To communicate, verbally and non-verbally. To create partnerships, teams, successful missions, coordination, to protect, to guide, to teach, coach, and so much more.
Sure, communication is not unique to the human species, but it seems that our communication skills have diversified and expanded to a very considerable degree, in comparison with other life forms, as we understand them. Is there another species on this planet that shares its DNA yet communicate in a multitude of languages? Do other animals or life forms tell stories of experiences long past, or describe in abstract form via words about a future scenario or prediction? Is there another sentient being on this Earth that can negotiate a resolution to a dispute without resorting to violence or primal instincts?

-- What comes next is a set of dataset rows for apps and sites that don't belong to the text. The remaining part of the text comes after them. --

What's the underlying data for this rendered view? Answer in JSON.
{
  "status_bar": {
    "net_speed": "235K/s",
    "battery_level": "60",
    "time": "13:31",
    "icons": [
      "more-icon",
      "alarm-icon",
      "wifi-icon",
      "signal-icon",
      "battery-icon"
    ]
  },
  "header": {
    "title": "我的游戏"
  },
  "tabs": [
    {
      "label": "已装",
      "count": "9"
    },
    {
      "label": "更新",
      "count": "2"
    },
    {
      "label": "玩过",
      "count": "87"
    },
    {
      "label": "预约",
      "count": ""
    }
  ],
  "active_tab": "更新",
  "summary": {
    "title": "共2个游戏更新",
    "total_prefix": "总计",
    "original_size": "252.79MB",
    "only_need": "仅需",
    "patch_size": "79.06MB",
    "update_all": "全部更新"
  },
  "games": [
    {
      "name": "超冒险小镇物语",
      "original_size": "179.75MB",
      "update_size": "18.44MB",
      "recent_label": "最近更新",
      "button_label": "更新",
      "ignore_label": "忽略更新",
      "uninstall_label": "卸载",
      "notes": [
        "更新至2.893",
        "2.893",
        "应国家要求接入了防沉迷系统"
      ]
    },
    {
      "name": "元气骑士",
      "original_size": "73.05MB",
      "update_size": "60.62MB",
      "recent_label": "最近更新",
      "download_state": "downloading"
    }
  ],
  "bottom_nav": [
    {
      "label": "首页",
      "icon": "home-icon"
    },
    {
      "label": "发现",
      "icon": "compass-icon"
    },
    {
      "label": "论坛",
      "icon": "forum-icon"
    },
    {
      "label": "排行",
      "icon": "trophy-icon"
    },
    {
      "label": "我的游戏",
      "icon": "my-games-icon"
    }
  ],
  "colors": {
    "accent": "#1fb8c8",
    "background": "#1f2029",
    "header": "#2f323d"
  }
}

For the human child, their capacity to think emerges with the development of their language. Often, the more sophisticated the language role modelled by parents in the early formative years, the greater the potential for cognitive development. Further, language and introspective thought assist our capacity to regulate emotions, to develop mental toughness and thus, emotional intelligence. Such children are more able to navigate their social world via language, to negotiate, to explain, to inspire, and so be more able to collaborate rather than compete for survival in their daily lives.
Assisting children to describe how they feel when agitated, listening more than talking, asking questions or describing options more than giving answers, using friendly non-verbal cues of smiling, appropriate touching, assuming positive posture, etc, are all helpful mechanisms to nurture constructive communications skills in a young person.

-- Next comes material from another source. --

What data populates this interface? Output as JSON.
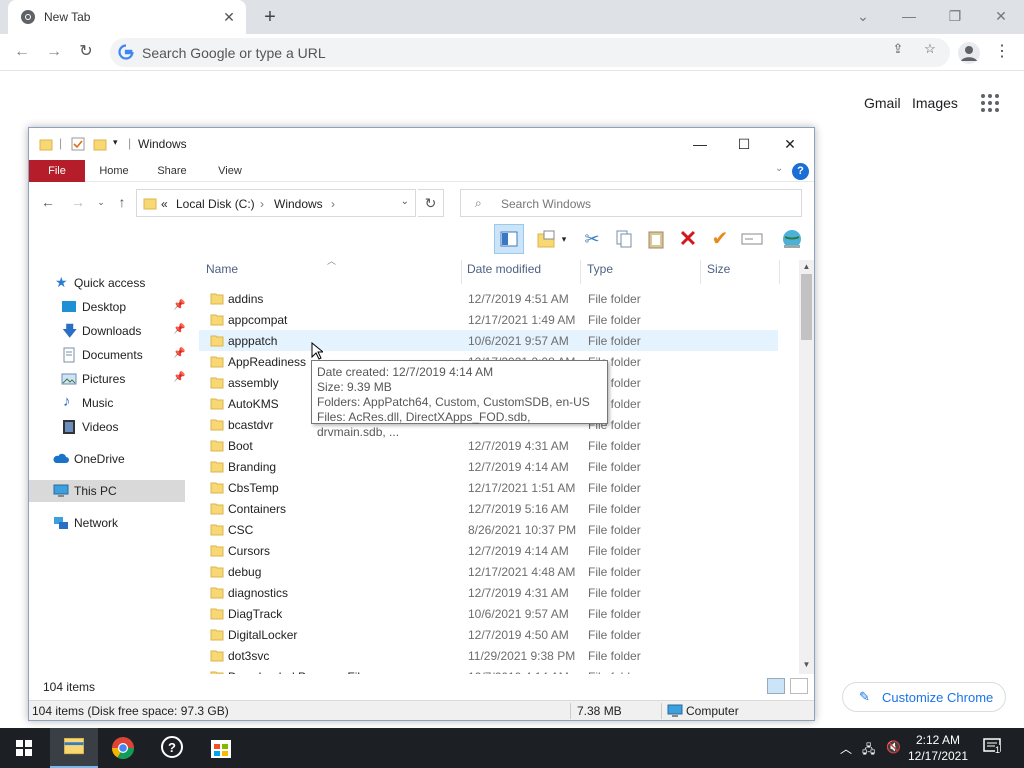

Using language to collaborate and cooperate with others is a pathway to success and more harmonious communities. Value the teaching of language with your children and you are imparting a life-long skill that keeps giving, keeps sustaining positive relationships and innovation, creativity and much more. Effectively, while we are communicating, we are not fighting or resorting to behaviour driven by the more primitive parts of the brain designed for survival. To that extent, we are more mindful, and more likely to flourish than simply survive.

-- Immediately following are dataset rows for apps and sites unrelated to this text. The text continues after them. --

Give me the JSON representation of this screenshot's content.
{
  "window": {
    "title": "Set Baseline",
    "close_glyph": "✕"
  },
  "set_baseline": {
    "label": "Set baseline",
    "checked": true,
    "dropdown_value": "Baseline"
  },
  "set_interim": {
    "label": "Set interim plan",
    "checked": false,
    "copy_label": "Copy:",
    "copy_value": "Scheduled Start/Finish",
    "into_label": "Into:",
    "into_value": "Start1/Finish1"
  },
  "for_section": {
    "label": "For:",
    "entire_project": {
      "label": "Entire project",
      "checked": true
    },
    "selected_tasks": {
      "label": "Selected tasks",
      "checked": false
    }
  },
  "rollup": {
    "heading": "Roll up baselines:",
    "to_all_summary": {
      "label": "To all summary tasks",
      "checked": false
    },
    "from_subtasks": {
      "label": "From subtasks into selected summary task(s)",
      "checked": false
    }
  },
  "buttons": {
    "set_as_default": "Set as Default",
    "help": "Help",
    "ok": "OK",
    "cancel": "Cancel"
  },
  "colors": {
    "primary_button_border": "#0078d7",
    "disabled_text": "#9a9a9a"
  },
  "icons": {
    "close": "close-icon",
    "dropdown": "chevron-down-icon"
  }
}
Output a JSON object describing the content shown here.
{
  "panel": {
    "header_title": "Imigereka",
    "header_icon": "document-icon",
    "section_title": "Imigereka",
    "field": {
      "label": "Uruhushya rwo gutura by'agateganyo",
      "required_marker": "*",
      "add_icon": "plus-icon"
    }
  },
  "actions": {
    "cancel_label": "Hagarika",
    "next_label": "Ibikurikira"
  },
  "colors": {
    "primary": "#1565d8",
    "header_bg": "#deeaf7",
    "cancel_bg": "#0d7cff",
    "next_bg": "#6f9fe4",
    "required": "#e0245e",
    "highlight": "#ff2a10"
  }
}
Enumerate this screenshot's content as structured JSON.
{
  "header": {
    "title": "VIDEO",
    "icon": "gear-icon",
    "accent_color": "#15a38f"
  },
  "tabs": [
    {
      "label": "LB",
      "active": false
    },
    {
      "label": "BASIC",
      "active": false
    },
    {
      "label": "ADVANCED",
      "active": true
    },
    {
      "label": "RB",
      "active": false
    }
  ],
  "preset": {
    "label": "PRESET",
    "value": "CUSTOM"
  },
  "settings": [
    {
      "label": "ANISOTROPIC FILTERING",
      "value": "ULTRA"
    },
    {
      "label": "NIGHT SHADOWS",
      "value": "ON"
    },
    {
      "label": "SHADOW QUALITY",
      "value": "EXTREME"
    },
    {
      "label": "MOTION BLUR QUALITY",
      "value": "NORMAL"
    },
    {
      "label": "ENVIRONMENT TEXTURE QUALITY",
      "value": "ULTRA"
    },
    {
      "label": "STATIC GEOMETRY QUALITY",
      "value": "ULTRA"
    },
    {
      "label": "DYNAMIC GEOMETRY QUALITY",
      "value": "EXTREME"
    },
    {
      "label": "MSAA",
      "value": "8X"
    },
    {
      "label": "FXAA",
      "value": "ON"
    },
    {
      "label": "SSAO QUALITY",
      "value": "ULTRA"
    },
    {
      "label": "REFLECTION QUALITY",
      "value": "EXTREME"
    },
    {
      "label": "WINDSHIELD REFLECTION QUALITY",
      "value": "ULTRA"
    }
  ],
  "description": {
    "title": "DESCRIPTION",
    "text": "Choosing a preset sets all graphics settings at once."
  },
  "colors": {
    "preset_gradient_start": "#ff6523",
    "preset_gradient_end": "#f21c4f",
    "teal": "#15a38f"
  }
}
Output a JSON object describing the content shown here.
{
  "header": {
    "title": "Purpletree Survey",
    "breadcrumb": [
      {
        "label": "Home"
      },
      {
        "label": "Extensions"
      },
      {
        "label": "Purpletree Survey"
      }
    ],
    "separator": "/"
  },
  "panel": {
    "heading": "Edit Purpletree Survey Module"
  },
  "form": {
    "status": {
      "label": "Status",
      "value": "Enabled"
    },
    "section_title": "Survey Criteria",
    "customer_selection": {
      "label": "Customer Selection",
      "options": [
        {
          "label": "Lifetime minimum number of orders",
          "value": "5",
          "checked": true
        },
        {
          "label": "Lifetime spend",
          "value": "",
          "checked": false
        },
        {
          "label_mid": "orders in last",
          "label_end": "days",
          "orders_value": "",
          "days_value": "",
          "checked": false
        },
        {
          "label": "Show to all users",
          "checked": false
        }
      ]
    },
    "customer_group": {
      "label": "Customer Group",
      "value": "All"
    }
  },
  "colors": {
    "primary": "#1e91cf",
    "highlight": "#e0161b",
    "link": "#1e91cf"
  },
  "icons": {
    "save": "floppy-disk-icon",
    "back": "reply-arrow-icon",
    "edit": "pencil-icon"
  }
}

Meantime, I have been fascinated by how other life forms do communicate, in so many amazing ways. For example, how does a flock of birds in flight or a large school of fish coordinate their collective actions and motion in what seems instantaneous synchronicity? So many examples of how profound the process of communication is, even as we humans must admit we really do not know as much about other life form’s communications as we might think we do.
In consideration of the above, I give you some fish from the beautiful Ningaloo Reef in Western Australia. Notice the companion fish accompanying the stunning whale shark. I wonder how they communicate their symbiosis or coordinated movement?